§ **TASK TO COMPLETE**:
Every line in the data below that holds "Beautiful" should be found and copied.

§ **Items from an interface collection**:
......

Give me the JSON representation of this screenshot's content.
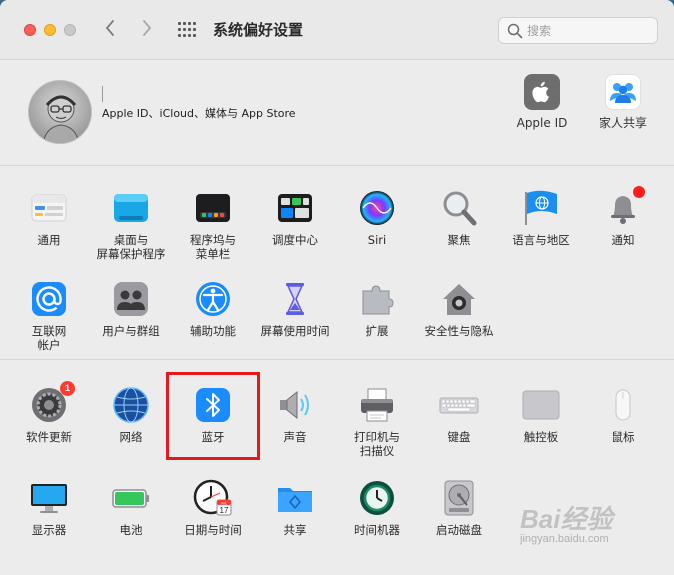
{
  "window": {
    "title": "系统偏好设置",
    "search_placeholder": "搜索"
  },
  "account": {
    "subtitle": "Apple ID、iCloud、媒体与 App Store",
    "apple_id_label": "Apple ID",
    "family_label": "家人共享"
  },
  "row1": [
    {
      "label": "通用"
    },
    {
      "label": "桌面与\n屏幕保护程序"
    },
    {
      "label": "程序坞与\n菜单栏"
    },
    {
      "label": "调度中心"
    },
    {
      "label": "Siri"
    },
    {
      "label": "聚焦"
    },
    {
      "label": "语言与地区"
    },
    {
      "label": "通知"
    }
  ],
  "row2": [
    {
      "label": "互联网\n帐户"
    },
    {
      "label": "用户与群组"
    },
    {
      "label": "辅助功能"
    },
    {
      "label": "屏幕使用时间"
    },
    {
      "label": "扩展"
    },
    {
      "label": "安全性与隐私"
    }
  ],
  "row3": [
    {
      "label": "软件更新",
      "badge": "1"
    },
    {
      "label": "网络"
    },
    {
      "label": "蓝牙"
    },
    {
      "label": "声音"
    },
    {
      "label": "打印机与\n扫描仪"
    },
    {
      "label": "键盘"
    },
    {
      "label": "触控板"
    },
    {
      "label": "鼠标"
    }
  ],
  "row4": [
    {
      "label": "显示器"
    },
    {
      "label": "电池"
    },
    {
      "label": "日期与时间",
      "calendar_month": "JUL",
      "calendar_day": "17"
    },
    {
      "label": "共享"
    },
    {
      "label": "时间机器"
    },
    {
      "label": "启动磁盘"
    }
  ],
  "watermark": {
    "brand": "Bai经验",
    "url": "jingyan.baidu.com"
  },
  "colors": {
    "highlight": "#e5191b",
    "badge": "#ff3b30"
  }
}
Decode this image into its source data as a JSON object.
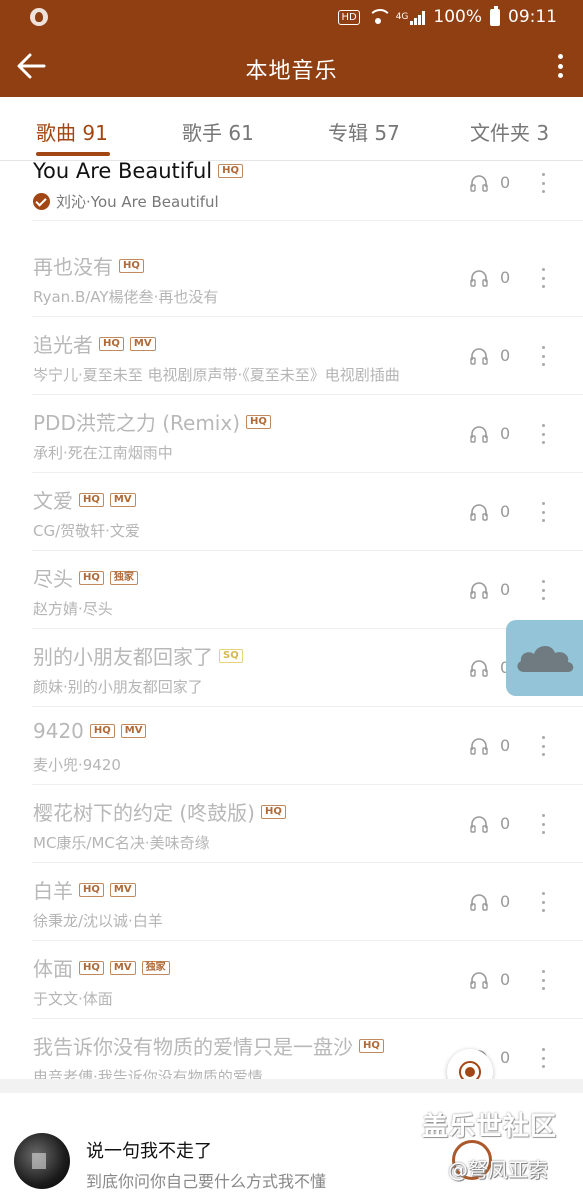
{
  "status_bar": {
    "hd_label": "HD",
    "network_label": "4G",
    "battery": "100%",
    "time": "09:11"
  },
  "appbar": {
    "title": "本地音乐"
  },
  "tabs": [
    {
      "label": "歌曲 91",
      "active": true
    },
    {
      "label": "歌手 61",
      "active": false
    },
    {
      "label": "专辑 57",
      "active": false
    },
    {
      "label": "文件夹 3",
      "active": false
    }
  ],
  "songs": [
    {
      "title": "You Are Beautiful",
      "tags": [
        "HQ"
      ],
      "subtitle": "刘沁·You Are Beautiful",
      "plays": "0",
      "playing": true
    },
    {
      "title": "再也没有",
      "tags": [
        "HQ"
      ],
      "subtitle": "Ryan.B/AY楊佬叁·再也没有",
      "plays": "0"
    },
    {
      "title": "追光者",
      "tags": [
        "HQ",
        "MV"
      ],
      "subtitle": "岑宁儿·夏至未至 电视剧原声带·《夏至未至》电视剧插曲",
      "plays": "0"
    },
    {
      "title": "PDD洪荒之力 (Remix)",
      "tags": [
        "HQ"
      ],
      "subtitle": "承利·死在江南烟雨中",
      "plays": "0"
    },
    {
      "title": "文爱",
      "tags": [
        "HQ",
        "MV"
      ],
      "subtitle": "CG/贺敬轩·文爱",
      "plays": "0"
    },
    {
      "title": "尽头",
      "tags": [
        "HQ",
        "独家"
      ],
      "subtitle": "赵方婧·尽头",
      "plays": "0"
    },
    {
      "title": "别的小朋友都回家了",
      "tags": [
        "SQ"
      ],
      "subtitle": "颜妹·别的小朋友都回家了",
      "plays": "0"
    },
    {
      "title": "9420",
      "tags": [
        "HQ",
        "MV"
      ],
      "subtitle": "麦小兜·9420",
      "plays": "0"
    },
    {
      "title": "樱花树下的约定 (咚鼓版)",
      "tags": [
        "HQ"
      ],
      "subtitle": "MC康乐/MC名决·美味奇缘",
      "plays": "0"
    },
    {
      "title": "白羊",
      "tags": [
        "HQ",
        "MV"
      ],
      "subtitle": "徐秉龙/沈以诚·白羊",
      "plays": "0"
    },
    {
      "title": "体面",
      "tags": [
        "HQ",
        "MV",
        "独家"
      ],
      "subtitle": "于文文·体面",
      "plays": "0"
    },
    {
      "title": "我告诉你没有物质的爱情只是一盘沙",
      "tags": [
        "HQ"
      ],
      "subtitle": "电音老傅·我告诉你没有物质的爱情",
      "plays": "0"
    }
  ],
  "player": {
    "title": "说一句我不走了",
    "subtitle": "到底你问你自己要什么方式我不懂"
  },
  "watermark": {
    "line1": "盖乐世社区",
    "line2": "@弩凤亚索"
  },
  "colors": {
    "header": "#8f3f12",
    "accent": "#a24713",
    "weather_widget": "#93c4d8"
  },
  "icons": {
    "back": "back-arrow-icon",
    "more": "more-vert-icon",
    "headphone": "headphone-icon",
    "playing": "check-icon",
    "weather": "cloud-icon",
    "locate": "locate-icon"
  }
}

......

§ **EXERCISE ANSWER**:
      "title": "You Are Beautiful",
      "subtitle": "刘沁·You Are Beautiful",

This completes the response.